China and Japan to begin trading their currencies directly
China and Japan have announced plans to start trading the renminbi against the yen directly, as Beijing continues its push to internationalize its currency.
The two currencies are set to start trading against each other on June 1 initially via brokers in Tokyo and through an expanded panel of market makers in the onshore China Foreign Exchange Trade System in Shanghai.
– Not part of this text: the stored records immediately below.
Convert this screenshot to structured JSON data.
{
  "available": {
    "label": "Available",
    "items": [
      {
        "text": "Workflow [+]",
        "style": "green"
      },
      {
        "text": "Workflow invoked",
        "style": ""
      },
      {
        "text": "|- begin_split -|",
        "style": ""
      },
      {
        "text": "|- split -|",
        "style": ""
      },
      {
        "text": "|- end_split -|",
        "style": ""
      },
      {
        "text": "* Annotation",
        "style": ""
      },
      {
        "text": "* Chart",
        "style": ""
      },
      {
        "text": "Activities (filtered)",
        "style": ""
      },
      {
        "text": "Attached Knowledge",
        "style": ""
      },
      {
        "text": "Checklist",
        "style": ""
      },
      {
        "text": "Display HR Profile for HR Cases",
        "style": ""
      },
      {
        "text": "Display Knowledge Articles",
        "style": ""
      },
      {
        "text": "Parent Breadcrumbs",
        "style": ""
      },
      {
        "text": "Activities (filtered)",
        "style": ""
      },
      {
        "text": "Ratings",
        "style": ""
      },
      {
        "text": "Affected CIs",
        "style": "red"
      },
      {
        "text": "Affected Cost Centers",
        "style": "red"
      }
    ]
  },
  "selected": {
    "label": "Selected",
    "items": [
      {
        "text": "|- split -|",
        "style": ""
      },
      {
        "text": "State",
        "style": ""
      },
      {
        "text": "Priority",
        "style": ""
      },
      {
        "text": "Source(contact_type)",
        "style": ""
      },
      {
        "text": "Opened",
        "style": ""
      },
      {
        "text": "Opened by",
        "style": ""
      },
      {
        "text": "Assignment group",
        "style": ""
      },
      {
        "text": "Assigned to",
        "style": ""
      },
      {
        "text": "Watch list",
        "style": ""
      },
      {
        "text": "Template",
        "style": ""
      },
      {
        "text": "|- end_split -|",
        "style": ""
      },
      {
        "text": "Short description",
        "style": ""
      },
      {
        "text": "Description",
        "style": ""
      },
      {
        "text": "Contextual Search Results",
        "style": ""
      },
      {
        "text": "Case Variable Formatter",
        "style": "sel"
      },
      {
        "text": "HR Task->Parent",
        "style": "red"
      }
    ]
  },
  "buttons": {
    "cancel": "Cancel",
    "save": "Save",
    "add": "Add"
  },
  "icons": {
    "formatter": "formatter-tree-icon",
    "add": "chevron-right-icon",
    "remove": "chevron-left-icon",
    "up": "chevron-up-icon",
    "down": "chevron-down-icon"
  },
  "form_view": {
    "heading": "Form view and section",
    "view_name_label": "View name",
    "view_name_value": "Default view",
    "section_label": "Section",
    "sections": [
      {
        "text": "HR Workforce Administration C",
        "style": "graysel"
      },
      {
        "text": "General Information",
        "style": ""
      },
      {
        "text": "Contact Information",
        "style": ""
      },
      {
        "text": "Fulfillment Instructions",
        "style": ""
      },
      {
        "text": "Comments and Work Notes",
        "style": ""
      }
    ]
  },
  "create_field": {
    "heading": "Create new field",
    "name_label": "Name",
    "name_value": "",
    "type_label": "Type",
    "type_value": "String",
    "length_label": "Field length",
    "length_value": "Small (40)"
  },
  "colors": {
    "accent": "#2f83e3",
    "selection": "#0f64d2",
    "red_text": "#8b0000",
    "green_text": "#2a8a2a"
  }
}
The move will eliminate the use of the dollar in the transactions and comes as part of an effort to strengthen trade links between Asia’s two largest economies.
It follows an agreement between the countries’ leaders in December, which saw Japan buying Chinese government debt, and a commitment made to try to create a free trade pact between China, Japan and South Korea.
Derek Halpenny, head of FX strategy at Bank of Tokyo-Mitsubishi UFJ, says it remained to be seen whether trading volumes took off in the currency pair, although it demonstrated Beijing’s ambitions for the renminbi.
“This is more evidence of China trying to internationalize the renminbi,” he says. “From a trade point of view, it does make sense since trade flows between the two countries are huge and have been growing markedly since the financial crisis.”
Indeed, trade volumes between Japan and China stand just under $350 billion annually.
Japan-China total merchandise trade
Jun Azumi, Japan’s finance minister, announced the decision in Tokyo on Tuesday, saying that bypassing the dollar would reduce dealing costs.
“By conducting transactions without using the third country’s currency, it will bring merits of reducing transaction costs and lowering risks involved in settlements at financial institutions,” he says.
Azumi says talks on improving yen-renminbi trading further would continue.
The People’s Bank of China (PBoC), while noting the benefits of reduced transaction costs, also pointed to the efforts to broaden the use of the renminbi.
“Developing the direct yuan-yen trading will help form the direct yuan-yen exchange rate and reduce the trading cost for entities, and promote the use of the yuan and yen in bilateral trade and investment, as well as help strengthen financial cooperation between the two countries,” the central bank says in a statement.
For China, the deal represents another step towards the wider use of the renminbi, as it continues a gradual push to reduce its reliance on the dollar and moves towards the eventual convertibility of its currency.
So far, those efforts have been mainly focused on encouraging the use of the currency for trade settlement.
Those efforts have seen China sign a series of swap deals with other central banks to provide seed money for renminbi settlement.
HSBC reckons that $2 trillion of Chinese trade will be settled in RMB by 2015, pushing it into the world’s top-three trading currencies.
The latest figures from Swift show that RMB is now the 16th most-used global payment currency, though it is rocketing up the rankings and is the third biggest currency in trade finance.